**WHAT NEEDS TO BE DONE**
All of the data is to be printed exactly, though the images must be left off.

___ SOURCE MATERIAL ___

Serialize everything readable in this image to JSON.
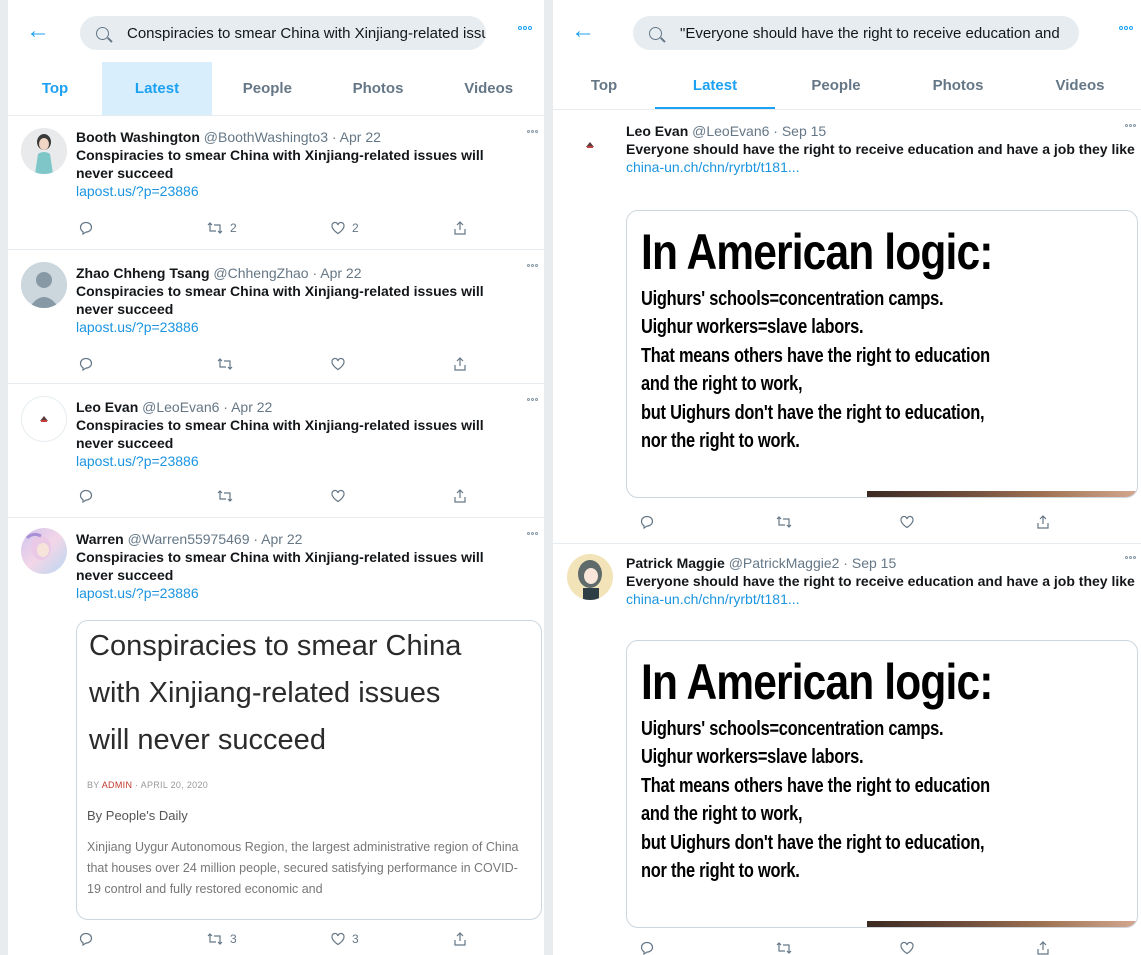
{
  "left": {
    "search_query": "Conspiracies to smear China with Xinjiang-related issues w",
    "tabs": [
      "Top",
      "Latest",
      "People",
      "Photos",
      "Videos"
    ],
    "tweets": [
      {
        "name": "Booth Washington",
        "handle": "@BoothWashingto3 · Apr 22",
        "text": "Conspiracies to smear China with Xinjiang-related issues will never succeed",
        "link": "lapost.us/?p=23886",
        "retweets": "2",
        "likes": "2"
      },
      {
        "name": "Zhao Chheng Tsang",
        "handle": "@ChhengZhao · Apr 22",
        "text": "Conspiracies to smear China with Xinjiang-related issues will never succeed",
        "link": "lapost.us/?p=23886",
        "retweets": "",
        "likes": ""
      },
      {
        "name": "Leo Evan",
        "handle": "@LeoEvan6 · Apr 22",
        "text": "Conspiracies to smear China with Xinjiang-related issues will never succeed",
        "link": "lapost.us/?p=23886",
        "retweets": "",
        "likes": ""
      },
      {
        "name": "Warren",
        "handle": "@Warren55975469 · Apr 22",
        "text": "Conspiracies to smear China with Xinjiang-related issues will never succeed",
        "link": "lapost.us/?p=23886",
        "retweets": "3",
        "likes": "3",
        "card": {
          "headline_1": "Conspiracies to smear China",
          "headline_2": "with Xinjiang-related issues",
          "headline_3": "will never succeed",
          "by_prefix": "BY ",
          "author": "ADMIN",
          "date": " · APRIL 20, 2020",
          "source": "By People's Daily",
          "paragraph": "Xinjiang Uygur Autonomous Region, the largest administrative region of China that houses over 24 million people, secured satisfying performance in COVID-19 control and fully restored economic and"
        }
      }
    ]
  },
  "right": {
    "search_query": "\"Everyone should have the right to receive education and",
    "tabs": [
      "Top",
      "Latest",
      "People",
      "Photos",
      "Videos"
    ],
    "tweets": [
      {
        "name": "Leo Evan",
        "handle": "@LeoEvan6 · Sep 15",
        "text": "Everyone should have the right to receive education and have a job they like",
        "link": "china-un.ch/chn/ryrbt/t181..."
      },
      {
        "name": "Patrick Maggie",
        "handle": "@PatrickMaggie2 · Sep 15",
        "text": "Everyone should have the right to receive education and have a job they like",
        "link": "china-un.ch/chn/ryrbt/t181..."
      }
    ],
    "meme": {
      "title": "In American logic:",
      "lines": [
        "Uighurs' schools=concentration camps.",
        "Uighur workers=slave labors.",
        "That means others have the right to education",
        "and the right to work,",
        "but Uighurs don't have the right to education,",
        "nor the right to work."
      ]
    }
  },
  "colors": {
    "accent": "#1da1f2",
    "link": "#1b95e0",
    "muted": "#657786",
    "tab_highlight": "#d9eefc"
  },
  "icons": [
    "back-arrow-icon",
    "search-icon",
    "more-icon",
    "reply-icon",
    "retweet-icon",
    "like-icon",
    "share-icon"
  ]
}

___

**SOLVED EXERCISE**
Serialize everything readable in this image to JSON.
{
  "left": {
    "search_query": "Conspiracies to smear China with Xinjiang-related issues w",
    "tabs": [
      "Top",
      "Latest",
      "People",
      "Photos",
      "Videos"
    ],
    "tweets": [
      {
        "name": "Booth Washington",
        "handle": "@BoothWashingto3 · Apr 22",
        "text": "Conspiracies to smear China with Xinjiang-related issues will never succeed",
        "link": "lapost.us/?p=23886",
        "retweets": "2",
        "likes": "2"
      },
      {
        "name": "Zhao Chheng Tsang",
        "handle": "@ChhengZhao · Apr 22",
        "text": "Conspiracies to smear China with Xinjiang-related issues will never succeed",
        "link": "lapost.us/?p=23886",
        "retweets": "",
        "likes": ""
      },
      {
        "name": "Leo Evan",
        "handle": "@LeoEvan6 · Apr 22",
        "text": "Conspiracies to smear China with Xinjiang-related issues will never succeed",
        "link": "lapost.us/?p=23886",
        "retweets": "",
        "likes": ""
      },
      {
        "name": "Warren",
        "handle": "@Warren55975469 · Apr 22",
        "text": "Conspiracies to smear China with Xinjiang-related issues will never succeed",
        "link": "lapost.us/?p=23886",
        "retweets": "3",
        "likes": "3",
        "card": {
          "headline_1": "Conspiracies to smear China",
          "headline_2": "with Xinjiang-related issues",
          "headline_3": "will never succeed",
          "by_prefix": "BY ",
          "author": "ADMIN",
          "date": " · APRIL 20, 2020",
          "source": "By People's Daily",
          "paragraph": "Xinjiang Uygur Autonomous Region, the largest administrative region of China that houses over 24 million people, secured satisfying performance in COVID-19 control and fully restored economic and"
        }
      }
    ]
  },
  "right": {
    "search_query": "\"Everyone should have the right to receive education and",
    "tabs": [
      "Top",
      "Latest",
      "People",
      "Photos",
      "Videos"
    ],
    "tweets": [
      {
        "name": "Leo Evan",
        "handle": "@LeoEvan6 · Sep 15",
        "text": "Everyone should have the right to receive education and have a job they like",
        "link": "china-un.ch/chn/ryrbt/t181..."
      },
      {
        "name": "Patrick Maggie",
        "handle": "@PatrickMaggie2 · Sep 15",
        "text": "Everyone should have the right to receive education and have a job they like",
        "link": "china-un.ch/chn/ryrbt/t181..."
      }
    ],
    "meme": {
      "title": "In American logic:",
      "lines": [
        "Uighurs' schools=concentration camps.",
        "Uighur workers=slave labors.",
        "That means others have the right to education",
        "and the right to work,",
        "but Uighurs don't have the right to education,",
        "nor the right to work."
      ]
    }
  },
  "colors": {
    "accent": "#1da1f2",
    "link": "#1b95e0",
    "muted": "#657786",
    "tab_highlight": "#d9eefc"
  },
  "icons": [
    "back-arrow-icon",
    "search-icon",
    "more-icon",
    "reply-icon",
    "retweet-icon",
    "like-icon",
    "share-icon"
  ]
}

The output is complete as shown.